Material shown Block Start
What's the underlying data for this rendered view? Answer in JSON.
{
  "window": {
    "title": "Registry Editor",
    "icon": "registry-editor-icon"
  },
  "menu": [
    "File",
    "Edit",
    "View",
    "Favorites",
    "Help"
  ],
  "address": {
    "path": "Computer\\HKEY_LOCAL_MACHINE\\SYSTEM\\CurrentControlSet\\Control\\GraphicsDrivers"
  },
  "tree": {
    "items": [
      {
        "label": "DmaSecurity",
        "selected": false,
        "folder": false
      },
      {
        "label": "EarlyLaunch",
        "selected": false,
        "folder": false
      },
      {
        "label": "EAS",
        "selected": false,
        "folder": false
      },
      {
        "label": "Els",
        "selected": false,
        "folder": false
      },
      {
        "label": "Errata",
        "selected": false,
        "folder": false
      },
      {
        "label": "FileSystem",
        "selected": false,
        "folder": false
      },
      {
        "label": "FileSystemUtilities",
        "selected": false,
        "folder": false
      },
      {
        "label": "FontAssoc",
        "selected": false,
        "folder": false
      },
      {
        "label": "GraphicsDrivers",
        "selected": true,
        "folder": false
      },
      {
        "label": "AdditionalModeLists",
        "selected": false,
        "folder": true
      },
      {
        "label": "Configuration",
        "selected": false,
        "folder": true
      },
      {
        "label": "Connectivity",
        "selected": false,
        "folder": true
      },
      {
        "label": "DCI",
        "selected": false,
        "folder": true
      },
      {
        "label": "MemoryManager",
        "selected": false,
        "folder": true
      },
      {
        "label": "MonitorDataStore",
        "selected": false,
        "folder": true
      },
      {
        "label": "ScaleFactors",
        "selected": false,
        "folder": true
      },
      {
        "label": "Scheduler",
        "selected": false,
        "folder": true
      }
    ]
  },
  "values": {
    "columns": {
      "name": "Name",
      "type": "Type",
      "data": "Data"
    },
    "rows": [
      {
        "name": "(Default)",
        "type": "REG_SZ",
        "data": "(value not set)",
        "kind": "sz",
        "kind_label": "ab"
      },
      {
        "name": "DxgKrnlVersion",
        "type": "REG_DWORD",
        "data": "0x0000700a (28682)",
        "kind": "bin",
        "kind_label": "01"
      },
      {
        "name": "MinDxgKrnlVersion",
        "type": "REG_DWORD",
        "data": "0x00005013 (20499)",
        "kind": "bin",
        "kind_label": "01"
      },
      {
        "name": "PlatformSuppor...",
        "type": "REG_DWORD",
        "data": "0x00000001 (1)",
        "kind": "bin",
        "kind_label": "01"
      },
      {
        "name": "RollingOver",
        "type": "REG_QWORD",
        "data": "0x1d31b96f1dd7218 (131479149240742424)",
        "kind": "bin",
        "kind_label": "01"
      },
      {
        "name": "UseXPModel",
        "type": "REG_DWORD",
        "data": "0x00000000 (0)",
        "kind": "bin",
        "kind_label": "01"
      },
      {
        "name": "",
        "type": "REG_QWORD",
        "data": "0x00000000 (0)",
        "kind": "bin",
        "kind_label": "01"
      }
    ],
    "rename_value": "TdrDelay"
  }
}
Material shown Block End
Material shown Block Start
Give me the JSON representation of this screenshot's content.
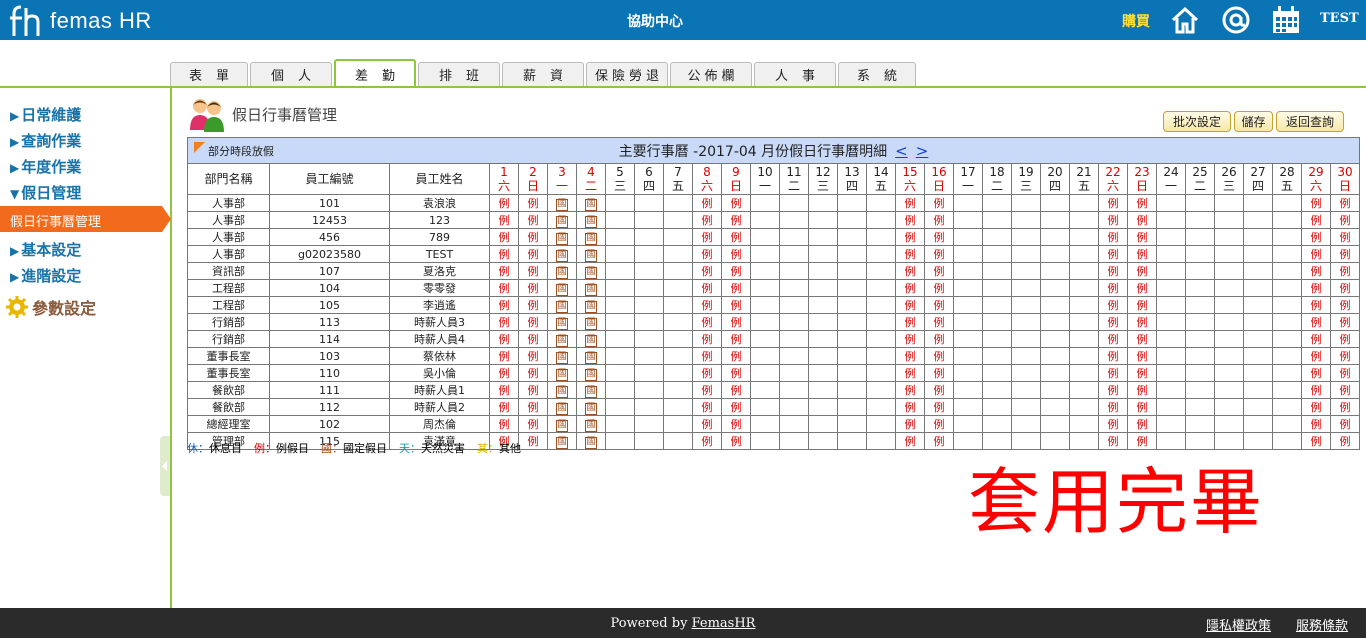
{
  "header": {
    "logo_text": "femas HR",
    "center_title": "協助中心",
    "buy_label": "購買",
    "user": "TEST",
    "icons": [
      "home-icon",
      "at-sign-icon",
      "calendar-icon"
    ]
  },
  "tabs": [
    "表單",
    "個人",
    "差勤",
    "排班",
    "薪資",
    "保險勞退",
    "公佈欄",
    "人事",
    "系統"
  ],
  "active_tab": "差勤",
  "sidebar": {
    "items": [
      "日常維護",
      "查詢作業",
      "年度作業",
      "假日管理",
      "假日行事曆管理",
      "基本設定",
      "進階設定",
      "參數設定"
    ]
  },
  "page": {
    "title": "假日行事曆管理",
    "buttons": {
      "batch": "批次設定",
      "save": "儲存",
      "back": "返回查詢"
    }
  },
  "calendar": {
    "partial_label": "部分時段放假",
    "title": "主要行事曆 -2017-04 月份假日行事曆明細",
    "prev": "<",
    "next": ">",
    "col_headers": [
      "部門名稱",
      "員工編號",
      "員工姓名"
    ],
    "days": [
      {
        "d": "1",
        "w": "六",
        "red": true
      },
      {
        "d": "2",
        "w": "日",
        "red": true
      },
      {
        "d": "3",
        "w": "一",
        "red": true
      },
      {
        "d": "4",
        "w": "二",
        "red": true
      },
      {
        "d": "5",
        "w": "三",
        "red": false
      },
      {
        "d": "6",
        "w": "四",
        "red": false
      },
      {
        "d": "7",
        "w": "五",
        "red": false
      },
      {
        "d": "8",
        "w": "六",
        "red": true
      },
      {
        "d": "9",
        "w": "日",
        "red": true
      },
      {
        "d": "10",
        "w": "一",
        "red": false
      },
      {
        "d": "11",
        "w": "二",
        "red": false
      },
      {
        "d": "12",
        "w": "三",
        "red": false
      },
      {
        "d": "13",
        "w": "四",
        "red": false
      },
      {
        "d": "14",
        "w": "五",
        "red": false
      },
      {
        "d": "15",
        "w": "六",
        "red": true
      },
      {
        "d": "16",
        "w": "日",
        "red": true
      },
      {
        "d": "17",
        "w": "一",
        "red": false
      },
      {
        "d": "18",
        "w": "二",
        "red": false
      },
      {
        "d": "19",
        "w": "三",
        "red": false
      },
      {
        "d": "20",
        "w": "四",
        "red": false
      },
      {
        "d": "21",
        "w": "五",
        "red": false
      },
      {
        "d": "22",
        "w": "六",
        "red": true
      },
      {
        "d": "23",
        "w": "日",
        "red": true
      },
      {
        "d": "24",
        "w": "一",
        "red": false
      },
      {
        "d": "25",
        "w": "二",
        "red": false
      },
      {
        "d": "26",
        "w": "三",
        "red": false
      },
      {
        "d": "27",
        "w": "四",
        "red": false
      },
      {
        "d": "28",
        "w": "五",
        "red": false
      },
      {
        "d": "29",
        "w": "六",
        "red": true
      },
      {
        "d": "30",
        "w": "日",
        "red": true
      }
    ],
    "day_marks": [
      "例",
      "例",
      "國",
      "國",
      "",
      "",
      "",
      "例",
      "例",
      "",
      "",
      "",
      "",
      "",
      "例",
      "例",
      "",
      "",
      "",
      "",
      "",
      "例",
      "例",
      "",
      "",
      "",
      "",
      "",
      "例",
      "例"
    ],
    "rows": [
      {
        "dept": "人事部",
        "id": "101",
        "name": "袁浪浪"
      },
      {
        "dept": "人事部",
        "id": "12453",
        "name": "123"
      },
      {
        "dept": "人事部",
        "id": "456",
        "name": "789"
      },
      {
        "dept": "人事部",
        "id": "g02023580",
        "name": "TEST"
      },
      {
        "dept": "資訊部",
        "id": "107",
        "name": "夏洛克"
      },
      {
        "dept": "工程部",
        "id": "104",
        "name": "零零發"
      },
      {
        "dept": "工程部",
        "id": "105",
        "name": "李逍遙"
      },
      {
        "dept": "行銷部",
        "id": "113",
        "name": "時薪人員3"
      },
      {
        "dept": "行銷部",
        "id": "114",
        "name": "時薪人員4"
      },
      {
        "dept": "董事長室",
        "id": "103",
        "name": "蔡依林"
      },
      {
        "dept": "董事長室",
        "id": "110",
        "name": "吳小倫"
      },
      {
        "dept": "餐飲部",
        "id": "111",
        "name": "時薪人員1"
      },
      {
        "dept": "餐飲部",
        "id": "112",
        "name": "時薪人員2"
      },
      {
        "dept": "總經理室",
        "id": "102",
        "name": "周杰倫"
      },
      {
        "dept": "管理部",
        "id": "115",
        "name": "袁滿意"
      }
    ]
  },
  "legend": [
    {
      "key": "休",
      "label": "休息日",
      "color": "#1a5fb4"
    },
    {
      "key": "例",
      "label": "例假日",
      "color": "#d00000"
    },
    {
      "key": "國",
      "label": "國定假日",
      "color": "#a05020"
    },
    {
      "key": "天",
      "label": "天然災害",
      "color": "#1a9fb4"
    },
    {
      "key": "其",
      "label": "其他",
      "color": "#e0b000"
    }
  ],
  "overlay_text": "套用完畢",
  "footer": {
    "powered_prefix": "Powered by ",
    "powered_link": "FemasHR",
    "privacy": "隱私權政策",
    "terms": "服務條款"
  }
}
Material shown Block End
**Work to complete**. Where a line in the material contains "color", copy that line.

**Answer section**.
      "color": "#1a5fb4"
      "color": "#d00000"
      "color": "#a05020"
      "color": "#1a9fb4"
      "color": "#e0b000"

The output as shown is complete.